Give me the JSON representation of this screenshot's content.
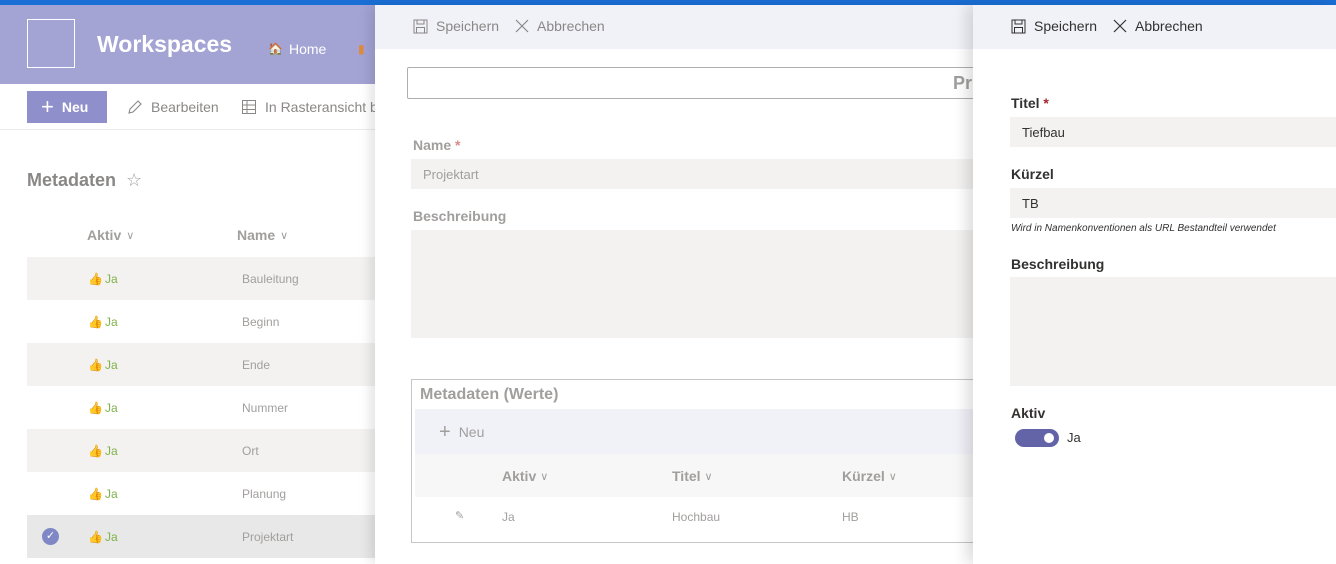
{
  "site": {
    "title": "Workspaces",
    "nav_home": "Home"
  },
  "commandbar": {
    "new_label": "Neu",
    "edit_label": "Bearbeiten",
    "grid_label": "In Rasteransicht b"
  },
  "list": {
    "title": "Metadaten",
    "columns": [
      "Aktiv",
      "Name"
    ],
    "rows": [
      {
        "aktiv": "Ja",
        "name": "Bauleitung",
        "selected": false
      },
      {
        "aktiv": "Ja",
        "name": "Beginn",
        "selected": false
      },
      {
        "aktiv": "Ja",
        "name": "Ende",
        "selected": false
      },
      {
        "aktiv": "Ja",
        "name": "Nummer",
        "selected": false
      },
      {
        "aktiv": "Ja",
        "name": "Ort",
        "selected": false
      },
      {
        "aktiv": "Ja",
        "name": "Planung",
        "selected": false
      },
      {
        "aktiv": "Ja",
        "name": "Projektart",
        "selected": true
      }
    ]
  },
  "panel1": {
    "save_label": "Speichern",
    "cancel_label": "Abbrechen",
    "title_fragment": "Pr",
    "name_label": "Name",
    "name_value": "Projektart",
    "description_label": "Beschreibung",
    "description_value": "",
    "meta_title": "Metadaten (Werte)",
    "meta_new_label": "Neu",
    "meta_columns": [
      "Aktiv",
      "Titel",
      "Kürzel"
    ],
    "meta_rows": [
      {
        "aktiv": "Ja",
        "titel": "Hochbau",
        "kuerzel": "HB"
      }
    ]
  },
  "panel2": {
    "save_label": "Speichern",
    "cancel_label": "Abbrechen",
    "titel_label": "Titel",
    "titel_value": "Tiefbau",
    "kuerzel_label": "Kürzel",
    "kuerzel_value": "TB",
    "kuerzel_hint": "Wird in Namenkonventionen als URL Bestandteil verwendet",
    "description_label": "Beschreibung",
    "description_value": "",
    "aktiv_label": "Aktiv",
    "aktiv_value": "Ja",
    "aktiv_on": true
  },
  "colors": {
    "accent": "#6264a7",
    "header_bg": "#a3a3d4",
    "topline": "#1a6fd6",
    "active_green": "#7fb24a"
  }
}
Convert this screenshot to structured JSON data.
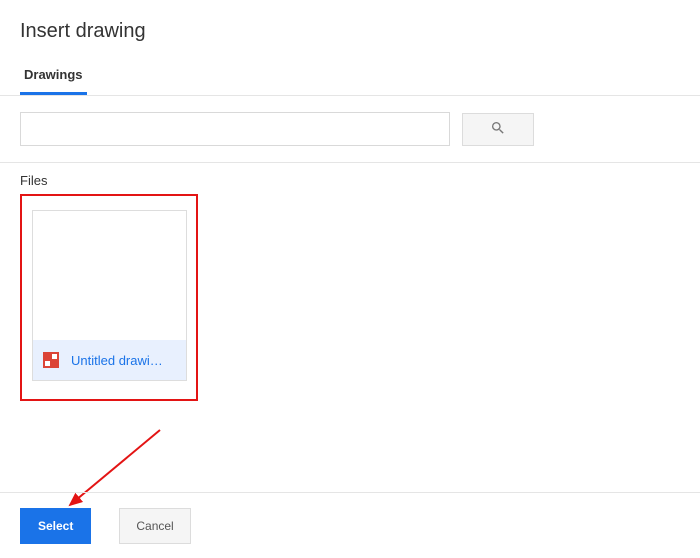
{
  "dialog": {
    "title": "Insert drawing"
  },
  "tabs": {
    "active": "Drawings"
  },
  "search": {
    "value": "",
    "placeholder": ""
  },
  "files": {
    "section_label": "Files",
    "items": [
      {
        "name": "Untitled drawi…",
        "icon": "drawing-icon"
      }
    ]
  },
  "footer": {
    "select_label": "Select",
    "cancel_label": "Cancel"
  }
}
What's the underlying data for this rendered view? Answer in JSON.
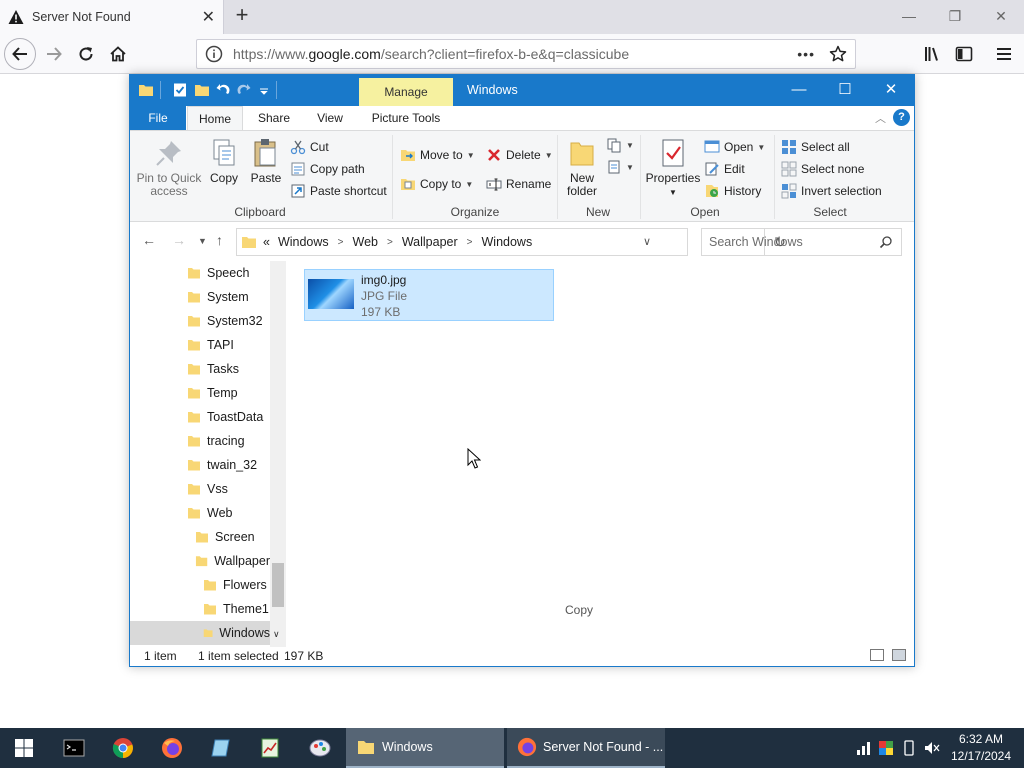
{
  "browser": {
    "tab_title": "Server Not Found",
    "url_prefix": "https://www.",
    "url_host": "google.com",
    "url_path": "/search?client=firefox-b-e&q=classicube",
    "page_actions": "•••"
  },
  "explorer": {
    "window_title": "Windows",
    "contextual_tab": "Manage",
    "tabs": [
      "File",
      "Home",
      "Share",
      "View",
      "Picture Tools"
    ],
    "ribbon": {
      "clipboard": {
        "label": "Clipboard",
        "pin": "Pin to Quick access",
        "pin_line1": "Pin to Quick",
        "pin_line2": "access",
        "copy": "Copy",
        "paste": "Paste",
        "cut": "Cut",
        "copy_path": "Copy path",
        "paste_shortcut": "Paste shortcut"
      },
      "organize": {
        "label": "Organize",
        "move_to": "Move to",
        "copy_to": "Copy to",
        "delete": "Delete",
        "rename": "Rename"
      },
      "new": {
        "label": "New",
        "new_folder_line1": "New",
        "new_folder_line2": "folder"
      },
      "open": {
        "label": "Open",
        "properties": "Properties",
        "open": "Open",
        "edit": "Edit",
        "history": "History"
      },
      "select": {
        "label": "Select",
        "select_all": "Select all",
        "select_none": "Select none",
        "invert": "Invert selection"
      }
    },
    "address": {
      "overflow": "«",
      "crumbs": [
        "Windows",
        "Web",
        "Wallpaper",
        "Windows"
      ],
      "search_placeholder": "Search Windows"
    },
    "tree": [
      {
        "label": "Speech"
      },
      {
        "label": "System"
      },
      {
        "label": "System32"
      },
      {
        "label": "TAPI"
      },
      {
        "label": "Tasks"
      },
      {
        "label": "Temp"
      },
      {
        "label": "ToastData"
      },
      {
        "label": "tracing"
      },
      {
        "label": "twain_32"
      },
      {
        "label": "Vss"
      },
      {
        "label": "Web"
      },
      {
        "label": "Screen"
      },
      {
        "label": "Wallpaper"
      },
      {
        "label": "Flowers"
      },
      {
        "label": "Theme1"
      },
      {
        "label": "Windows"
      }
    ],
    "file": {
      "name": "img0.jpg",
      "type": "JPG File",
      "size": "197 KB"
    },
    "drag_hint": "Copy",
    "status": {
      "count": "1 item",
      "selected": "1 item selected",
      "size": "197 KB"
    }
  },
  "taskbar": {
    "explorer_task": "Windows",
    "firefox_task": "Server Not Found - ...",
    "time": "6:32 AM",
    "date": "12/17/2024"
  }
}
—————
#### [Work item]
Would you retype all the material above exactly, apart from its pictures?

#### [Expected answer]
Give me the JSON representation of this screenshot's content.
{
  "site": {
    "title": "Workspaces",
    "nav_home": "Home"
  },
  "commandbar": {
    "new_label": "Neu",
    "edit_label": "Bearbeiten",
    "grid_label": "In Rasteransicht b"
  },
  "list": {
    "title": "Metadaten",
    "columns": [
      "Aktiv",
      "Name"
    ],
    "rows": [
      {
        "aktiv": "Ja",
        "name": "Bauleitung",
        "selected": false
      },
      {
        "aktiv": "Ja",
        "name": "Beginn",
        "selected": false
      },
      {
        "aktiv": "Ja",
        "name": "Ende",
        "selected": false
      },
      {
        "aktiv": "Ja",
        "name": "Nummer",
        "selected": false
      },
      {
        "aktiv": "Ja",
        "name": "Ort",
        "selected": false
      },
      {
        "aktiv": "Ja",
        "name": "Planung",
        "selected": false
      },
      {
        "aktiv": "Ja",
        "name": "Projektart",
        "selected": true
      }
    ]
  },
  "panel1": {
    "save_label": "Speichern",
    "cancel_label": "Abbrechen",
    "title_fragment": "Pr",
    "name_label": "Name",
    "name_value": "Projektart",
    "description_label": "Beschreibung",
    "description_value": "",
    "meta_title": "Metadaten (Werte)",
    "meta_new_label": "Neu",
    "meta_columns": [
      "Aktiv",
      "Titel",
      "Kürzel"
    ],
    "meta_rows": [
      {
        "aktiv": "Ja",
        "titel": "Hochbau",
        "kuerzel": "HB"
      }
    ]
  },
  "panel2": {
    "save_label": "Speichern",
    "cancel_label": "Abbrechen",
    "titel_label": "Titel",
    "titel_value": "Tiefbau",
    "kuerzel_label": "Kürzel",
    "kuerzel_value": "TB",
    "kuerzel_hint": "Wird in Namenkonventionen als URL Bestandteil verwendet",
    "description_label": "Beschreibung",
    "description_value": "",
    "aktiv_label": "Aktiv",
    "aktiv_value": "Ja",
    "aktiv_on": true
  },
  "colors": {
    "accent": "#6264a7",
    "header_bg": "#a3a3d4",
    "topline": "#1a6fd6",
    "active_green": "#7fb24a"
  }
}
Convert this screenshot to structured JSON data.
{
  "dialog": {
    "title": "Insert drawing"
  },
  "tabs": {
    "active": "Drawings"
  },
  "search": {
    "value": "",
    "placeholder": ""
  },
  "files": {
    "section_label": "Files",
    "items": [
      {
        "name": "Untitled drawi…",
        "icon": "drawing-icon"
      }
    ]
  },
  "footer": {
    "select_label": "Select",
    "cancel_label": "Cancel"
  }
}
What's the underlying data for this rendered view? Answer in JSON.
{
  "browser": {
    "tab_title": "Server Not Found",
    "url_prefix": "https://www.",
    "url_host": "google.com",
    "url_path": "/search?client=firefox-b-e&q=classicube",
    "page_actions": "•••"
  },
  "explorer": {
    "window_title": "Windows",
    "contextual_tab": "Manage",
    "tabs": [
      "File",
      "Home",
      "Share",
      "View",
      "Picture Tools"
    ],
    "ribbon": {
      "clipboard": {
        "label": "Clipboard",
        "pin": "Pin to Quick access",
        "pin_line1": "Pin to Quick",
        "pin_line2": "access",
        "copy": "Copy",
        "paste": "Paste",
        "cut": "Cut",
        "copy_path": "Copy path",
        "paste_shortcut": "Paste shortcut"
      },
      "organize": {
        "label": "Organize",
        "move_to": "Move to",
        "copy_to": "Copy to",
        "delete": "Delete",
        "rename": "Rename"
      },
      "new": {
        "label": "New",
        "new_folder_line1": "New",
        "new_folder_line2": "folder"
      },
      "open": {
        "label": "Open",
        "properties": "Properties",
        "open": "Open",
        "edit": "Edit",
        "history": "History"
      },
      "select": {
        "label": "Select",
        "select_all": "Select all",
        "select_none": "Select none",
        "invert": "Invert selection"
      }
    },
    "address": {
      "overflow": "«",
      "crumbs": [
        "Windows",
        "Web",
        "Wallpaper",
        "Windows"
      ],
      "search_placeholder": "Search Windows"
    },
    "tree": [
      {
        "label": "Speech"
      },
      {
        "label": "System"
      },
      {
        "label": "System32"
      },
      {
        "label": "TAPI"
      },
      {
        "label": "Tasks"
      },
      {
        "label": "Temp"
      },
      {
        "label": "ToastData"
      },
      {
        "label": "tracing"
      },
      {
        "label": "twain_32"
      },
      {
        "label": "Vss"
      },
      {
        "label": "Web"
      },
      {
        "label": "Screen"
      },
      {
        "label": "Wallpaper"
      },
      {
        "label": "Flowers"
      },
      {
        "label": "Theme1"
      },
      {
        "label": "Windows"
      }
    ],
    "file": {
      "name": "img0.jpg",
      "type": "JPG File",
      "size": "197 KB"
    },
    "drag_hint": "Copy",
    "status": {
      "count": "1 item",
      "selected": "1 item selected",
      "size": "197 KB"
    }
  },
  "taskbar": {
    "explorer_task": "Windows",
    "firefox_task": "Server Not Found - ...",
    "time": "6:32 AM",
    "date": "12/17/2024"
  }
}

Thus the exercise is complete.